The tensions between Iran and the United States are being played out on multiple fronts. One of the less frightening is perhaps Iran’s abandonment of the dollar in its financial reporting. But it is also eerily similar to Saddam Hussein’s decision to abandon the dollar in 2000, which is one of the proposed causes of US military aggression in the area in 2003.
This inter-linking relationship between money and the military can also be seen in Trump’s other putative arena of international conflict: his hostility towards China. In particular, his opposition to China’s presence in the South China Sea is inextricable from his claim that the Chinese currency is artificially suppressed to give them a trade advantage.
These international gestures all form part of Trump’s nationalist rhetoric of job creation which is being used to undermine both the international order and the (already minimal) international financial regulatory system. Meanwhile, it is ironic that Wall Street is being freed as never before, all in the name of ostensibly saving Main Street.
The increasingly paradoxical dynamic between the local and the global that this recent rise of isolationism has produced is not only evident on the international stage. There are echoes of it in northwest Britain.
One of 2017’s positive news stories, for example, is the launch of Liverpool’s own local currency. Liverpool’s local pound is part of the city’s regeneration and is designed to keep money circulating within the city rather than allowing it to be funnelled out through the profits of the global companies that loom large in the city’s new shops and arcades.
This turn to a local alternative currency, is a recurring one. Particularly in moments of economic contraction, the emphasis on local communities and the long-term growth of small and independent businesses, means that these currencies are bound to their local communities, in a way that benefits local people and the environment. Liverpool joins the ranks of Totnes and Bristol in the UK, which have successfully used local currencies to regenerate their economies.
Prioritising the local has clearly discernible benefits in an era of global finance. One of the most recent and radical proponents of alternative currencies, Kojin Karatani, sees these currencies as powerful because they stand outside of the processes of the global financial system. Because their movement is more fixed and because, crucially, they are unable to bear interest these currencies are not subject to the gaming – withdrawal and speculation, the creation of credit and debt – through which the financial industry has distorted the global economy.
Yet it is also important to remember there is nothing inherently or automatically progressive in the existence of these alternative currencies.
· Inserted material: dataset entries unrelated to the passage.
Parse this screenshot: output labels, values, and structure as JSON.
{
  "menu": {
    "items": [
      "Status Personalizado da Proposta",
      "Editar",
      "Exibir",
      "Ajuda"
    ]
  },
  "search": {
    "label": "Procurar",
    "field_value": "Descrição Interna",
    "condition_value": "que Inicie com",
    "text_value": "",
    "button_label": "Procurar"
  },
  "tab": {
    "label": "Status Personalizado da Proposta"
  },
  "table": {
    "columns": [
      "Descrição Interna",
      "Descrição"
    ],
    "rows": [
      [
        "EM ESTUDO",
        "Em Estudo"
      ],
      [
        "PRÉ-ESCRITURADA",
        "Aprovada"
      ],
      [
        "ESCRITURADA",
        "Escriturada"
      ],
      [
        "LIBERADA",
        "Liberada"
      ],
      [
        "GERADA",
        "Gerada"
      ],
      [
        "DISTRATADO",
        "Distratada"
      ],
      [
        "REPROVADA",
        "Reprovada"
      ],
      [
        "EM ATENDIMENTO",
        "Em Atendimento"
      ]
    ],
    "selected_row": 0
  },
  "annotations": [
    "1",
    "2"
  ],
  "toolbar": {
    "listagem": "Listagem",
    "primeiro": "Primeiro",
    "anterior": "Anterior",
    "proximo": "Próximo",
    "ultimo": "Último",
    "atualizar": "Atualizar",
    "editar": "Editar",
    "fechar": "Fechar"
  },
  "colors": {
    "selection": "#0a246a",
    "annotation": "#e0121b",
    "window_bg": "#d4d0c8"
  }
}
In fact, their implicit desire for a restricted form of circulation can even be regressive.
One of the most successful examples of a currency which resisted debt creation, for example, was the early 20th century Social Credit pioneered by CH Douglas, which aimed to take the control of money away from the financial system and give it to ordinary people by creating a “national dividend” that returned the profits of production back to the worker.
Yet the deeply bureaucratic structure of the state that this required, and Douglas’ own deployment of a socially regressive and anti-semitic vocabulary, has meant that his ideas are now frequently associated with a deeply conservative social agenda. More recent alternative currencies, from corporate frequent flyer miles to the libertarian Bitcoin, are clearly designed to evade various aspects of state regulation, rather than benefit local communities.
And therein lies the rub with the launch of Liverpool’s local currency. Its rhetoric is a very familiar one: the claim that it will make money “stick” to the city. Plus, its website proudly claims that its issuers are “members of the Guild of Independent Currencies” and that it will work with “our friends in Bristol, Brixton, Kingston, Totnes” to promote a city-wide currency, which is also “fully regulated by the Bank of England”.
Yet what the website doesn’t reveal as prominently is that this is a virtual cryptocurrency that is issued and supported not by the local community but by Colu, a technology company based in Israel. Hence, although Liverpool’s pound will operate locally, and may well be successful in privileging local businesses, it will also be charging local merchants for this technology. Meanwhile, it will take its profits out of the area and pool the data that it produces in a global network that will allow, for example, “an Israeli barrista” to know “how a Liverpudlian customer likes his or her coffee”.
So, even in the seemingly frictionless age of contemporary cybermoney, it seems that the material provenance of the money that we use – be it the US dollar or the local pound in Liverpool – remains as deeply political and contested as ever. And these politics are often more complicated than their rhetoric suggests.